Request a Desktop session under Interactive Apps via Open OnDemand. Fill out the form to submit the Slurm job. Launch the session and open a terminal in the desktop. Enter these commands (using
tensorflow/2.1.0-py37 as an example):
$ module load singularity tensorflow/2.1.0-py37 $ singularity shell --nv $CONTAINERDIR/tensorflow-2.1.0-py37.sif Singularity> python -m tensorboard.main --logdir=logdir
Open the resulting URL (of the form
http://localhost:xxxx/) in Firefox.
Can I install my own TensorFlow (that works on a GPU)?
Yes, but the TF/Python/CUDA versions have to be very specific. We recommend creating a conda environment. Using TensorFlow 1.14 as an example:
For your target TF version, look up the supported Python and CUDA versions here. In this example, we find that it is supported by:
- Python 2.7, 3.3-3.7
- CUDA 10.0
- cuDNN 7.4
Check that the CUDA version is supported on Rivanna:
- Find the corresponding NVIDIA driver version here.
- Start an ijob on a GPU node and run
nvidia-smi. Look for the first line in the table. As of July 2021, our GPU nodes support up to CUDA 11.0.3.
NVIDIA-SMI 450.51.06 Driver Version: 450.51.06 CUDA Version: 11.0

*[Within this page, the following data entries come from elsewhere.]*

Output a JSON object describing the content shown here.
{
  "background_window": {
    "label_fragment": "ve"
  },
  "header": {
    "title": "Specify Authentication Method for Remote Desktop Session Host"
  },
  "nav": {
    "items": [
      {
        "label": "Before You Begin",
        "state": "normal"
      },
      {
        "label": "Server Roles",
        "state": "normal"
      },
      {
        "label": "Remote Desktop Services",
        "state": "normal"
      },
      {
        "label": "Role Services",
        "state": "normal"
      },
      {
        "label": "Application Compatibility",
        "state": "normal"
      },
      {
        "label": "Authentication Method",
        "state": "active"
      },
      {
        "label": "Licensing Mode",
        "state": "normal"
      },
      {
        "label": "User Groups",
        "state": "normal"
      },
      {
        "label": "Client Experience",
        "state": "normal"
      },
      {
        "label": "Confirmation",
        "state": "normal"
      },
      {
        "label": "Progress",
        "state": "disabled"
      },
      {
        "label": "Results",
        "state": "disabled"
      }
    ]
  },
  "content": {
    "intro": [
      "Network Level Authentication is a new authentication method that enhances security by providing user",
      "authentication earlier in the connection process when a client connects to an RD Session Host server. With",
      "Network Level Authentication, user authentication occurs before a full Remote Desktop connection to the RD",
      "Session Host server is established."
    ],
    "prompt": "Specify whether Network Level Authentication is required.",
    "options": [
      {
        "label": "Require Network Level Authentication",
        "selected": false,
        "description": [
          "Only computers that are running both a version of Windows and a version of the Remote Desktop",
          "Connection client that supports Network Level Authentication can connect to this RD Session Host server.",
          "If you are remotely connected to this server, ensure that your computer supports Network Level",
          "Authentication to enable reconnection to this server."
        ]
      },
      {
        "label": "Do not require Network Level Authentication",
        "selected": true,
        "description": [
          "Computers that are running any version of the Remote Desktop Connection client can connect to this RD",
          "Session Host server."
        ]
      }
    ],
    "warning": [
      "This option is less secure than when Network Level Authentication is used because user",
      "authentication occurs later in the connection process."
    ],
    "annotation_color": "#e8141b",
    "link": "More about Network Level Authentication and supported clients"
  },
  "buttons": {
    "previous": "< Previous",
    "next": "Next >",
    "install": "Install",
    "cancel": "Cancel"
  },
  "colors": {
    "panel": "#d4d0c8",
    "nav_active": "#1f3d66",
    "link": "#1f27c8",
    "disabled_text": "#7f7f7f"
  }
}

- In this example 10.0 is less than 11.0.3, so the target version is supported.
Check cuDNN availability on https://anaconda.org. The closest match is 7.3 in the
Load the Anaconda module and create the environment with specific versions.
module load anaconda conda create -n tf1.14 tensorflow-gpu=1.14 cudatoolkit=10.0 cudnn=7.3 python=3.7 -c anaconda -c conda-forge
If the versions are incompatible, either the installation will fail or TF will not be able to detect the GPU at runtime.